2006 - UK -- Tornado strikes Kensal Green, London
A Tornado strikes Kensal Green, London damaging 150 homes, ripping up trees and damaging hundreds of cars. Although tornadoes are not common in the UK there are about 50 reported per year but very few do much damage, this is the worst tornado in the UK for more than 40 years.
2006 - Italy -- Saint Paul’s tomb is uncovered
Vatican archaeologists have unearthed a sarcophagus that might have the remains
of the Apostle Paul in it. It had been buried
beneath Rome's second largest basilica. The sarcophagus, which dates back to
at least 390 A.D., has been part of the
excavation that began in 2002. "Our objective was to bring the remains
of the tomb back to light for devotional reasons, so
that it could be venerated and be visible," said Giorgio Filippi, the Vatican
archaeologist who headed the project at St. Paul
Outside the Walls basilica. The interior of the sarcophagus has not yet been
2007 - Sudan / Darfur -- Refugee Camps Under Attack
Beginning in 2003 when rebel Darfur groups began attacking Sudanese targets and Sudanese military responded. Now 4 years on nearly 200,000 are dead and over four million have fled their homes now living in refugee camps in Chad and elsewhere. A cease fire was agreed in 2004 and 2006 but the fighting and murder on both sides have continued with no end in sight. The problems have now moved into the refugee camps where those trying to feed and house the refugees are now being targeted by armed militia groups who shoot, rob, beat and abduct aid workers. Oxfam and other aid agencies may soon be forced to pull out leaving the 4 million in refugee camps defenceless, and without food, water and shelter unless the United Nations can find a solution.
2009 - Denmark -- Climate summit starts in Copenhagen
The biggest climate meeting in history, with attendants from one hundred and ninety
two countries has opened in Copenhagen.
It will be commonly known as the Copenhagen Summit. Danish Prime Minister Lars
Rasmussen has said that one hundred
and ten world leaders, including the U.S. President Barack Obama, would be attending
the summit, which runs between
December 7th and 18th. It is hoped that there will be agreements on cutting greenhouse
gas emissions for the richer nations
and that billions of dollars will be raiused for the poorer ones.
During the Climate summit Police in Copenhagen arrest more than 1,000 protesters after a huge climate change rally. The
move came after youths threw bricks and smashed windows as more than thirty thousand
demonstrators marched to demand
action at the U.N. climate change summit. A police spokesman said that almost
all of those arrested have now been released
with only a few facing charges. Similar marches were held in cities around the
2011 - Colombia -- Colombians Protest Against Farc
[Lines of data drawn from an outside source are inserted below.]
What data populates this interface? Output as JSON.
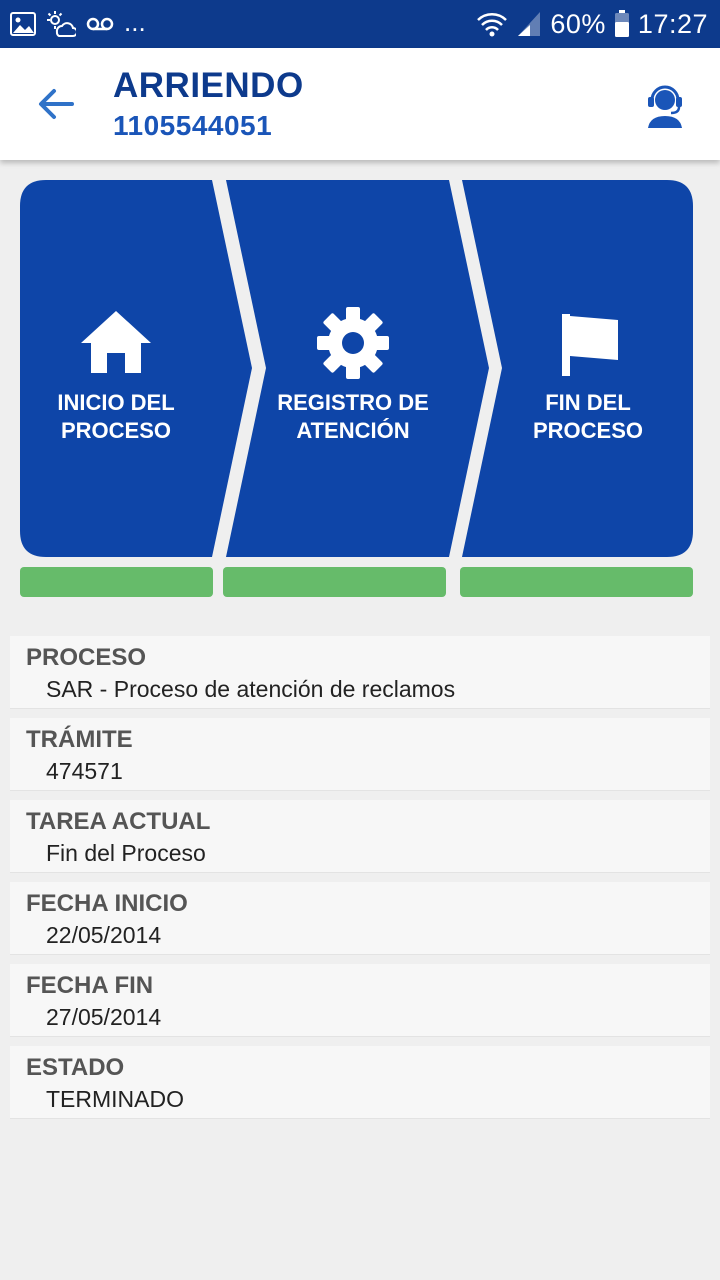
{
  "status_bar": {
    "battery": "60%",
    "time": "17:27",
    "overflow": "...",
    "icons": [
      "gallery-icon",
      "weather-icon",
      "voicemail-icon",
      "wifi-icon",
      "signal-icon",
      "battery-icon"
    ]
  },
  "header": {
    "title": "ARRIENDO",
    "subtitle": "1105544051",
    "back_icon": "arrow-left-icon",
    "support_icon": "support-agent-icon"
  },
  "colors": {
    "primary": "#0d3a8c",
    "panel": "#0e45a8",
    "progress": "#66bb6a",
    "background": "#efefef"
  },
  "steps": [
    {
      "icon": "home-icon",
      "line1": "INICIO DEL",
      "line2": "PROCESO",
      "progress": 1.0
    },
    {
      "icon": "gear-icon",
      "line1": "REGISTRO DE",
      "line2": "ATENCIÓN",
      "progress": 1.0
    },
    {
      "icon": "flag-icon",
      "line1": "FIN DEL",
      "line2": "PROCESO",
      "progress": 1.0
    }
  ],
  "details": [
    {
      "label": "PROCESO",
      "value": "SAR - Proceso de atención de reclamos"
    },
    {
      "label": "TRÁMITE",
      "value": "474571"
    },
    {
      "label": "TAREA ACTUAL",
      "value": "Fin del Proceso"
    },
    {
      "label": "FECHA INICIO",
      "value": "22/05/2014"
    },
    {
      "label": "FECHA FIN",
      "value": "27/05/2014"
    },
    {
      "label": "ESTADO",
      "value": "TERMINADO"
    }
  ]
}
Tens of thousands of Colombians across the country gathered to protest against the left-wing guerrilla group Farc (Revolutionary Armed Forces of Colombia) that has been trying to overthrow the Colombian government since the 1960s. The protesters demanded that the rebel group release hostages and stop killing people in the country. The protests were spurred on by the recent killing of four hostages by Farc. Farc responded by saying that they would release some hostages but gave no details as to when or how many.
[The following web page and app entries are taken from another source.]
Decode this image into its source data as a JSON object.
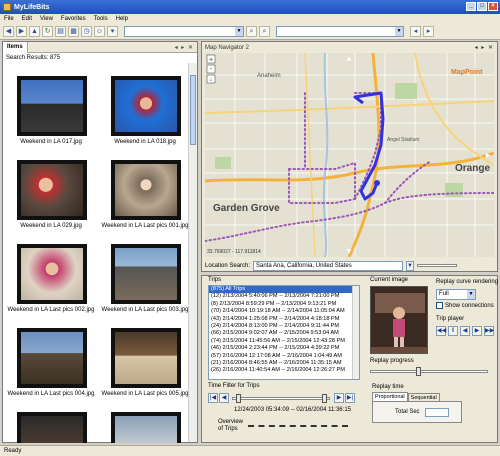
{
  "window": {
    "title": "MyLifeBits"
  },
  "menu": [
    "File",
    "Edit",
    "View",
    "Favorites",
    "Tools",
    "Help"
  ],
  "items_panel": {
    "tab_label": "Items",
    "search_results": "Search Results: 875",
    "thumbnails": [
      {
        "caption": "Weekend in LA 017.jpg"
      },
      {
        "caption": "Weekend in LA 018.jpg"
      },
      {
        "caption": "Weekend in LA 029.jpg"
      },
      {
        "caption": "Weekend in LA Last pics 001.jpg"
      },
      {
        "caption": "Weekend in LA Last pics 002.jpg"
      },
      {
        "caption": "Weekend in LA Last pics 003.jpg"
      },
      {
        "caption": "Weekend in LA Last pics 004.jpg"
      },
      {
        "caption": "Weekend in LA Last pics 005.jpg"
      }
    ]
  },
  "map_panel": {
    "title": "Map Navigator 2",
    "labels": {
      "garden_grove": "Garden Grove",
      "orange": "Orange",
      "mappoint": "MapPoint",
      "anaheim": "Anaheim",
      "angel_stadium": "Angel Stadium",
      "coords": "33.769027 - 117.911814"
    },
    "location_label": "Location Search:",
    "location_value": "Santa Ana, California, United States"
  },
  "trips": {
    "label": "Trips",
    "items": [
      "(875) All Trips",
      "(12) 2/13/2004 5:40:06 PM -- 2/13/2004 7:21:00 PM",
      "(8) 2/13/2004 8:59:29 PM -- 2/13/2004 9:13:21 PM",
      "(70) 2/14/2004 10:19:18 AM -- 2/14/2004 11:05:04 AM",
      "(43) 2/14/2004 1:25:08 PM -- 2/14/2004 4:18:18 PM",
      "(24) 2/14/2004 8:13:00 PM -- 2/14/2004 9:11:44 PM",
      "(66) 2/15/2004 9:02:07 AM -- 2/15/2004 9:53:04 AM",
      "(74) 2/15/2004 11:45:56 AM -- 2/15/2004 12:43:28 PM",
      "(46) 2/15/2004 2:23:44 PM -- 2/15/2004 4:39:22 PM",
      "(57) 2/16/2004 12:17:08 AM -- 2/16/2004 1:04:49 AM",
      "(21) 2/16/2004 8:46:55 AM -- 2/16/2004 11:35:15 AM",
      "(26) 2/16/2004 11:40:54 AM -- 2/16/2004 12:26:27 PM"
    ],
    "selected_index": 0,
    "time_filter_label": "Time Filter for Trips",
    "range_text": "12/24/2003 05:34:09 -- 02/16/2004 11:36:15",
    "overview_label_1": "Overview",
    "overview_label_2": "of Trips"
  },
  "current_image": {
    "label": "Current image"
  },
  "replay": {
    "curve_label": "Replay curve rendering",
    "curve_value": "Full",
    "show_connections": "Show connections",
    "trip_player_label": "Trip player",
    "progress_label": "Replay progress",
    "time_label": "Replay time",
    "tab_proportional": "Proportional",
    "tab_sequential": "Sequential",
    "total_sec_label": "Total Sec"
  },
  "status": {
    "text": "Ready"
  },
  "colors": {
    "title_bar": "#2457c5",
    "trip_path": "#3333dd",
    "trip_dots": "#9b59b6",
    "selection": "#316ac5"
  }
}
2013 - North Korea -- Detained US Citizen Release
Eighty-five year old Merrill Newman, a Korean War veteran, was released in North Korea after having been detained while visiting as a tourist in October. North Korean authorities released him after he had written and recited a public apology for crimes committed against the secretive country. North Korea has been previously accused of coercing confessions out of detainees and Newman's family insisted that this had been a case of mistaken identity.
Born This Day In History 7th December
Celebrating Birthday's Today
7th December 1956 Lafayette, Indiana, USA
Known For :
Retired American NBA basketball player who is considered one of the best players of all time, Larry Bird played for the Boston Celtics from 1979 to 1992 when he retired. During his career he won the coveted (MVP) player (NBA Most Valuable Player )3 times 1983-84, 1984-85 and 1985-86. He also scored 21,791 Points during his career which puts him in the top 25 on the all time list.